Many Canadians would like to be able to adopt from overseas, but due to the prohibitive cost (up to $20,000 to $30,000), many are unable to consider this option. Child poverty is a huge problem of immense proportions around the world. Adoption is one way Canadians can make a direct personal contribution by giving a child from a poorer country a head start within a Canadian home, while enriching their own lives with the blessing of a child. Canadians have a reputation for being humanitarians...your bill is one very practical, inexpensive way the Canadian Government can make this a possibility for more Canadian families.
The eighth letter states:
As a parent who had adopted a child in 1999 I understand the financial burden that is endured by the expense of the adoption process. Our son's adoption was a very simple and straightforward adoption; local, Canadian, birth parents (and their families) in agreement and supportive, and no legal, medical or procedural problems, but still the final cost of the adoption was $9,400 by the time the adoption was finalized by a judge. In B.C. the fee schedule for adoption has risen since we adopted our son. It has now gone up by approximately $3,000, therefore I am expecting that the adoption of a second child will cost approximately $13,000 in adoption agency fees, legal fees, court costs, medical exams, background checks and government form processing. I cannot speak for all adopting parents, but I know that we will have to borrow the money to finance the adoption of a second child. I have talked to a couple through our adoption experience that could not afford the expense of adoption and therefore will not have a family.
I could go on indefinitely but I think I have made the point. Better yet, in writing to me the people themselves have made the point.
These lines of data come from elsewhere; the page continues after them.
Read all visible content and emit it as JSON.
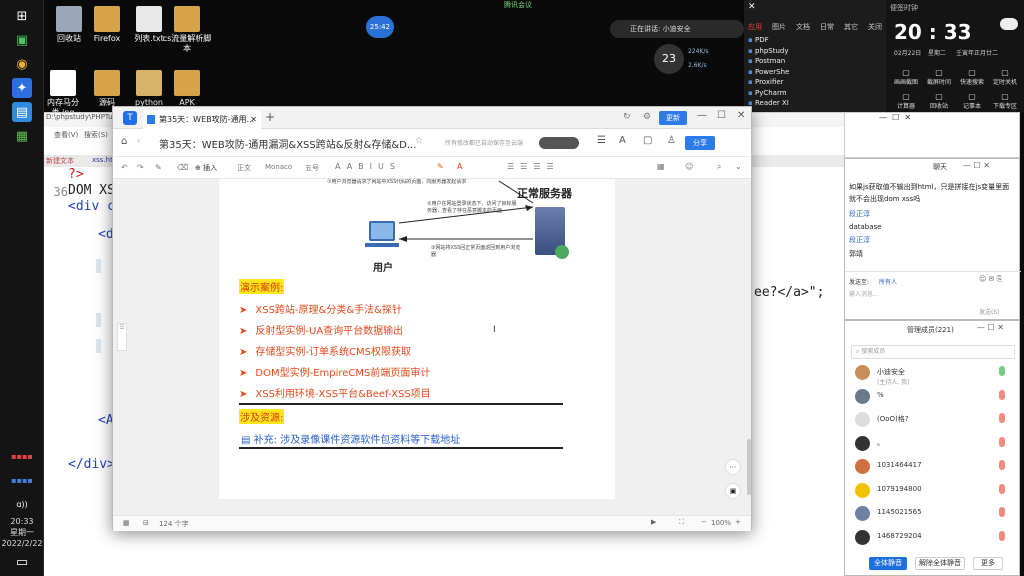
{
  "desktop": {
    "icons": [
      {
        "label": "回收站",
        "color": "#9aa6b8"
      },
      {
        "label": "Firefox",
        "color": "#d8a44a"
      },
      {
        "label": "列表.txt",
        "color": "#e8e8e8"
      },
      {
        "label": "cs流量解析脚本",
        "color": "#d8a44a"
      },
      {
        "label": "内存马分类.jpg",
        "color": "#ffffff"
      },
      {
        "label": "源码",
        "color": "#d8a44a"
      },
      {
        "label": "python",
        "color": "#d8b46a"
      },
      {
        "label": "APK",
        "color": "#d8a44a"
      }
    ],
    "meeting_label": "腾讯会议",
    "recording_time": "25:42",
    "speaking": "正在讲话: 小迪安全",
    "net_badge": "23",
    "net_up": "224K/s",
    "net_down": "2.6K/s"
  },
  "taskbar": {
    "time": "20:33",
    "weekday": "星期一",
    "date": "2022/2/22",
    "tray_text": "ɑ))"
  },
  "editor": {
    "path": "D:\\phpstudy\\PHPTutor",
    "menu_view": "查看(V)",
    "menu_search": "搜索(S)",
    "tabs": [
      "新建文本",
      "xss.html"
    ],
    "lines": [
      {
        "num": "",
        "text": "?>"
      },
      {
        "num": "36",
        "text": "DOM XSS"
      },
      {
        "num": "",
        "text": "<div c"
      },
      {
        "num": "",
        "text": "<d"
      },
      {
        "num": "",
        "text": "<A"
      },
      {
        "num": "",
        "text": "</div>"
      }
    ],
    "trailing_code": "ee?</a>\";"
  },
  "window": {
    "tab_title": "第35天：WEB攻防-通用...",
    "doc_title": "第35天：WEB攻防-通用漏洞&XSS跨站&反射&存储&D...",
    "save_hint": "所有修改都已自动保存至云端",
    "update_label": "更新",
    "share_label": "分享",
    "toolbar": [
      "插入",
      "正文",
      "Monaco",
      "五号"
    ],
    "word_count": "124 个字",
    "zoom": "100%"
  },
  "document": {
    "server_label": "正常服务器",
    "user_label": "用户",
    "note1": "①用户浏览器请求了网站中XSS代码的页面，向服务器发起请求",
    "note2": "②用户在网站登录状态下，访问了目标服务器，查看了存在恶意脚本的页面",
    "note3": "③网站将XSS回正常页面返回到用户浏览器",
    "section1": "演示案例:",
    "bullets": [
      "XSS跨站-原理&分类&手法&探针",
      "反射型实例-UA查询平台数据输出",
      "存储型实例-订单系统CMS权限获取",
      "DOM型实例-EmpireCMS前端页面审计",
      "XSS利用环境-XSS平台&Beef-XSS项目"
    ],
    "section2": "涉及资源:",
    "resource": "补充: 涉及录像课件资源软件包资料等下载地址"
  },
  "notify_panel": {
    "tabs": [
      "应用",
      "图片",
      "文档",
      "日常",
      "其它",
      "关闭"
    ],
    "apps": [
      "PDF",
      "phpStudy",
      "Postman",
      "PowerShe",
      "Proxifier",
      "PyCharm",
      "Reader XI"
    ]
  },
  "clock_panel": {
    "title": "便签时钟",
    "time": "20 : 33",
    "date": "02月22日",
    "weekday": "星期二",
    "lunar": "壬寅年正月廿二",
    "buttons": [
      "画画截图",
      "截屏时间",
      "快速搜索",
      "定时关机",
      "计算器",
      "回收站",
      "记事本",
      "下载专区"
    ]
  },
  "chat": {
    "title": "聊天",
    "messages": [
      "如果js获取值不输出到html，只是拼接在js变量里面就不会出现dom xss吗",
      "段正淳",
      "database",
      "段正淳",
      "郭靖"
    ],
    "send_to_label": "发送至:",
    "send_to_value": "所有人",
    "input_placeholder": "输入消息...",
    "send_label": "发送(S)"
  },
  "members": {
    "title": "管理成员(221)",
    "search_placeholder": "搜索成员",
    "list": [
      {
        "name": "小迪安全",
        "sub": "(主持人, 我)",
        "color": "#c88f5a"
      },
      {
        "name": "%",
        "sub": "",
        "color": "#6a7a8a"
      },
      {
        "name": "(OoO)格?",
        "sub": "",
        "color": "#dddddd"
      },
      {
        "name": "。",
        "sub": "",
        "color": "#333333"
      },
      {
        "name": "1031464417",
        "sub": "",
        "color": "#d07040"
      },
      {
        "name": "1079194800",
        "sub": "",
        "color": "#f2c200"
      },
      {
        "name": "1145021565",
        "sub": "",
        "color": "#7080a0"
      },
      {
        "name": "1468729204",
        "sub": "",
        "color": "#333333"
      }
    ],
    "mute_all": "全体静音",
    "unmute_all": "解除全体静音",
    "more": "更多"
  }
}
This was a soundly drafted bill aimed at benefiting children and adoptive parents and it had national support. Who would not have felt confident? I certainly did and perhaps that was my mistake. Members can imagine my disappointment when I learned that the private members; busines subcommittee did not share my confidence in the bill and it was not deemed votable.
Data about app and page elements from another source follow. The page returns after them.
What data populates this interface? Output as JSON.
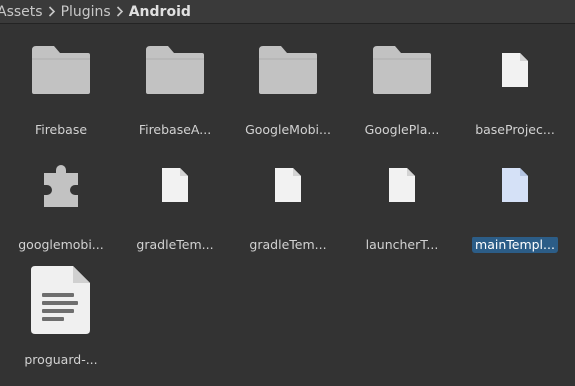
{
  "breadcrumb": {
    "items": [
      "Assets",
      "Plugins",
      "Android"
    ]
  },
  "colors": {
    "background": "#333333",
    "folder": "#c2c2c2",
    "file": "#f2f2f2",
    "selected_file": "#d5e1f7",
    "selection": "#2c5d87"
  },
  "items": [
    {
      "label": "Firebase",
      "icon": "folder-icon"
    },
    {
      "label": "FirebaseA...",
      "icon": "folder-icon"
    },
    {
      "label": "GoogleMobi...",
      "icon": "folder-icon"
    },
    {
      "label": "GooglePla...",
      "icon": "folder-icon"
    },
    {
      "label": "baseProjec...",
      "icon": "file-icon"
    },
    {
      "label": "googlemobi...",
      "icon": "plugin-icon"
    },
    {
      "label": "gradleTem...",
      "icon": "file-icon"
    },
    {
      "label": "gradleTem...",
      "icon": "file-icon"
    },
    {
      "label": "launcherT...",
      "icon": "file-icon"
    },
    {
      "label": "mainTempl...",
      "icon": "file-icon",
      "selected": true
    },
    {
      "label": "proguard-...",
      "icon": "text-file-icon"
    }
  ]
}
For the benefit of those watching the broadcast tonight, they should understand how the process works for all private members of all five parties on both sides of the House. First there has to be an idea. In this case it was tax deductions for adoption expenses. Members get help from legal counsel at the House of Commons to draft the bill. It is then introduced in the House. After that the member has to be lucky enough to have his or her name drawn in a lottery. There are 300 members and 15 bills are drawn so the odds are not that great. When it is drawn the member has to go before an all party subcommittee and try to persuade the members to make the item votable. Up to 5 of the 15 can be made votable.
There are a lot of hurdles, no matter well intentioned the bill, no matter how great the cause. Unfortunately this bill did not make that hurdle to become votable so that all members could vote on it. Hopefully it would have gone to the finance committee to at some time in the future become law.
We are only a few months into this session and this is the second time that I have tried to bring forward legislation to benefit families in this country. This is the second time the private members committee has voted not to make my bill votable.
There is a growing concern, on the part of all members. I am appreciative of the fact that the government House leader struck a committee to look at changes that might include making votable all private members' bills fortunate enough to be drawn. I certainly support that and I hope we go on with it.
I would also like to say tonight, not just in regard to the two bills of mine that we have debated, that I speak for myself and other members who have had their bills drawn but not made votable. If we do make a change in this parliament, I hope we will make it soon and make it retroactive so that every bill that was drawn in this parliament would go to a vote, including this legislation.
It is well past time that instead of making adoption a very difficult alternative we provide encouragement to families who have the desire to adopt children.